In the infinite cosmos, planets are birthed from the swirling disc of gas and dustthat form around young stars.
In our own Solar System, this disc was relatively stable and flat, resulting in Earth and other planets of the Solar System all orbiting on the same plane.
But not all planets may be so lucky. Recent observations of a strangely warped disc in the Orion constellation reveal it was likely torn apart by its own stars — a catastrophic process. The disfigured disc may in turn give rise to even stranger planets, a new study suggests.
The new finding is detailed in a study published Thursday in the journal Science.
Using the European Southern Observatory’s Very Large Telescope (ESO’s VLT) and the Atacama Large Millimeter/submillimeter Array (ALMA,) a team of astronomers found the first direct evidence that stars can tear apart the planet-forming, or circumstellar, disc that surrounds them.

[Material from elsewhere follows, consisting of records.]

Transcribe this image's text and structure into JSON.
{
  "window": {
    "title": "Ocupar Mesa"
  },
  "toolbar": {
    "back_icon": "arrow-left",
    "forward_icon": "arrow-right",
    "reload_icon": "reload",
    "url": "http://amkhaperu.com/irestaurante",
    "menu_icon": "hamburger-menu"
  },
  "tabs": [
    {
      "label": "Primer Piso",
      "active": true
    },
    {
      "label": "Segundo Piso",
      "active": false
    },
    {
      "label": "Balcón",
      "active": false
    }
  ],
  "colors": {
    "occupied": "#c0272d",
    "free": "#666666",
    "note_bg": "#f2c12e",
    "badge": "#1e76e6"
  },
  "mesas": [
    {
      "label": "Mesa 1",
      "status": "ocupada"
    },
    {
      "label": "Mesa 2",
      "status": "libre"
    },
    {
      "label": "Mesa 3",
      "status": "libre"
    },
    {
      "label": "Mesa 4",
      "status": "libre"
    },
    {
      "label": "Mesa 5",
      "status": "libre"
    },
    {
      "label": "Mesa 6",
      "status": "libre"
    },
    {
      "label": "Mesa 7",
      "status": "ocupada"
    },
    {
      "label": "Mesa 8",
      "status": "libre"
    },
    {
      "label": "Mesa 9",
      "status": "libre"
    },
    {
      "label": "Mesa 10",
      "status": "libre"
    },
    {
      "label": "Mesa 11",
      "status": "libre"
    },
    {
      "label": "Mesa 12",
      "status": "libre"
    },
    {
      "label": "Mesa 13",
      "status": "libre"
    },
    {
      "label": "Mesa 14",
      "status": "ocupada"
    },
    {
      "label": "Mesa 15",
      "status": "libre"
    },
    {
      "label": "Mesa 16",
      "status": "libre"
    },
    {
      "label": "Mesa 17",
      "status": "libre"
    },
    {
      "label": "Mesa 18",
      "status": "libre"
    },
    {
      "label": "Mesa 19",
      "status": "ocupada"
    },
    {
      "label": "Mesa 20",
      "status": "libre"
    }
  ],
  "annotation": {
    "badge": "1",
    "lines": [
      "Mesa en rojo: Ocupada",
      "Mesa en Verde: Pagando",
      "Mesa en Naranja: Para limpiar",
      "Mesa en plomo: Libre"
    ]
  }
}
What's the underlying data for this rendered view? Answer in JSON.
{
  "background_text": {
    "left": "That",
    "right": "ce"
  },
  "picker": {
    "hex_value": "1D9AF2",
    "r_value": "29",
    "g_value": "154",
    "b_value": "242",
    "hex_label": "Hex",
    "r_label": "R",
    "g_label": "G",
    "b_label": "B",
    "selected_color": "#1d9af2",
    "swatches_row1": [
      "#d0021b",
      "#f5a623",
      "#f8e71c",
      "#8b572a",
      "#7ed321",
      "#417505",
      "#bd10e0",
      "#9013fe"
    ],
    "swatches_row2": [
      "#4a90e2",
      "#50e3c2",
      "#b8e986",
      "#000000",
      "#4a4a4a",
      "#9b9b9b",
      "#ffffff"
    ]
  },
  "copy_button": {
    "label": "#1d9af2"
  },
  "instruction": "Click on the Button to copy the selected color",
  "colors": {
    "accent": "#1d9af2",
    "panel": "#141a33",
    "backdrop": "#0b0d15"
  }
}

The result is a broken-apart disc with a misaligned inner ring, where a giant planet may soon form.